To keep up: TAEKWONDO

All children have the right to develop to their full potential – including the most vulnerable refugee children.

UNICEF
Her çocuğun potansiyeline erişme hakkı vardır. En dezavantajlı mülteci çocuklar da dâhil.
UNICEF/Ozseven

27 May 2019
Her çocuğun potansiyeline erişme hakkı vardır. En dezavantajlı mülteci çocuklar da dâhil.
UNICEF/Ozseven

“Life is unfair, but it goes on… These children came from bad places and difficult times just like me. My father was very sick when the war started in Syria. We couldn’t move him to a hospital due to the bad circumstances. My mother and I took care of him.

When he passed away, my mother, my three younger brothers, and I left Aleppo and took refuge in Turkey.  Just like these children, I managed to smile. I, too, should keep my chin up and stay strong.” These are words of Ahed Abdullah, a 26-year-old Syrian refugee who teaches Taekwondo classes to young refugee children at the Al Farah Center in Gaziantep.

In 2015, one year after she came to Turkey, she started working as a volunteer while she was taking Turkish language courses at the center. Two years later, she became an activity support personnel and Taekwondo instructor at the same center. She couldn’t complete her education in English Literacy in Syria because of the war, but she is very happy to be teaching children and showing up strong for them.

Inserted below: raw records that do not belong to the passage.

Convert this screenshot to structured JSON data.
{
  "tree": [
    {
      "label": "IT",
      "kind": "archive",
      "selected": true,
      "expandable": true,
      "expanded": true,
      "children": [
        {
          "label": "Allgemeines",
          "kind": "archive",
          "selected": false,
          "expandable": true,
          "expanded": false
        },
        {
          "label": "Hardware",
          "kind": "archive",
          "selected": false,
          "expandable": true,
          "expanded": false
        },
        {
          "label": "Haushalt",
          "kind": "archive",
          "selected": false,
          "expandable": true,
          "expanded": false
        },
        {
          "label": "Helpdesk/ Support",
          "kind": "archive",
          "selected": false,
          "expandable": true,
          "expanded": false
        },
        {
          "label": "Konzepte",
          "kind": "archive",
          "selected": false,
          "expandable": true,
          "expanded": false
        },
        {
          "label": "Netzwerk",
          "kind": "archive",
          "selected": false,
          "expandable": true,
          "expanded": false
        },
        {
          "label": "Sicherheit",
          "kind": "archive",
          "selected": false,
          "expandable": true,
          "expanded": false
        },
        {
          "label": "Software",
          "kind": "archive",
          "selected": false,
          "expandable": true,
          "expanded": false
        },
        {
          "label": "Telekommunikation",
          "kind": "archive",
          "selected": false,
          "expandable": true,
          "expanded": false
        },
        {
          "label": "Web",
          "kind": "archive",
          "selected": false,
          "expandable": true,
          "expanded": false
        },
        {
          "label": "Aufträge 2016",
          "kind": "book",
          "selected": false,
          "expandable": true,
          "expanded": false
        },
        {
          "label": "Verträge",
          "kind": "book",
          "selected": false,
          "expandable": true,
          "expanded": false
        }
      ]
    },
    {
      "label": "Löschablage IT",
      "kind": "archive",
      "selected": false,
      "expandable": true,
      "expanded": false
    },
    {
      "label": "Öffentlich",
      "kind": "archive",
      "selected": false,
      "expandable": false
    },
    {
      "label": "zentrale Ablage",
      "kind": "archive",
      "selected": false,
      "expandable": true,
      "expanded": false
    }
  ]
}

Evidence shows that when children are supported and encouraged by caring adults, with access to spaces and services attentive to their needs, they have the potential to break long-standing cycles of poverty, discrimination and violence. With the support of UNICEF  and with generous funding from the United States government, ASAM’s Al Farah Centers throughout Turkey provide children and young people with these safe spaces and the services they need to adapt to their new circumstances and reach their full potential. Among many services for children, such as counseling, life skills training, Turkish and English lessons, the Al Farah Center in Gaziantep also offers Taekwondo lessons to refugee children, so they can grow stronger both physically and mentally in a fun and safe environment.

Building Resilience Through Taekwondo

Ahed’s passion for Taekwondo started when she was a young girl. It was not common in her culture for girls to practice such sports but she managed to learn it through movies first and practiced at home with her brothers. When she came to Turkey, she started taking Taekwondo lessons at a small gym. “I researched where I can learn it. When I found a small sports center in my neighborhood I was very happy. Taekwondo helped me build my resilience, I can keep smiling because of it.  I am so excited to teach it now. I have a red belt and 30 students who are eager to learn every day.”

Her çocuğun potansiyeline erişme hakkı vardır. En dezavantajlı mülteci çocuklar da dâhil.
UNICEF/Ozseven

When asked how Taekwondo affects the lives of the children coming to the center, she says: “Taekwondo gives them discipline in life.  It teaches them respect and good manners. As they try to cope in a new place and learn to integrate, even after one month of practice, they start to respect themselves and each other. They become aware of their inner potential and learn to use their power and strength the right way. This is necessary to move through any phase of life.”

Her çocuğun potansiyeline erişme hakkı vardır. En dezavantajlı mülteci çocuklar da dâhil.
UNICEF/Ozseven

She says most children coming to the center are shy and hesitant at first. They can’t express themselves and they are affected by the experience of war. “At first, they were laughing during classes and weren’t taking them so seriously. But now their perspectives have shifted. They feel more confident. I think the center and the courses offered here, including Taekwondo, help these children very much – if it wasn’t for it, they would be on the streets or working or not going to school.”

Her çocuğun potansiyeline erişme hakkı vardır. En dezavantajlı mülteci çocuklar da dâhil.
UNICEF/Ozseven

One of her students is Ali Yasin. He is 9 years old. He came from Syria with his 4 siblings and is the youngest of his family. When he came to the center with his mother to find out about the services, he saw the other kids practicing Taekwondo. So, he wanted to join them. He’s been attending courses for 3 months. He says he loves doing Taekwondo, especially turn kicks.

“I can count to ten in Korean and show all my moves to my friends at school. Taekwondo became the light-house of my life. I am much stronger now. I wish my sisters would learn too, so I can practice with them at home.”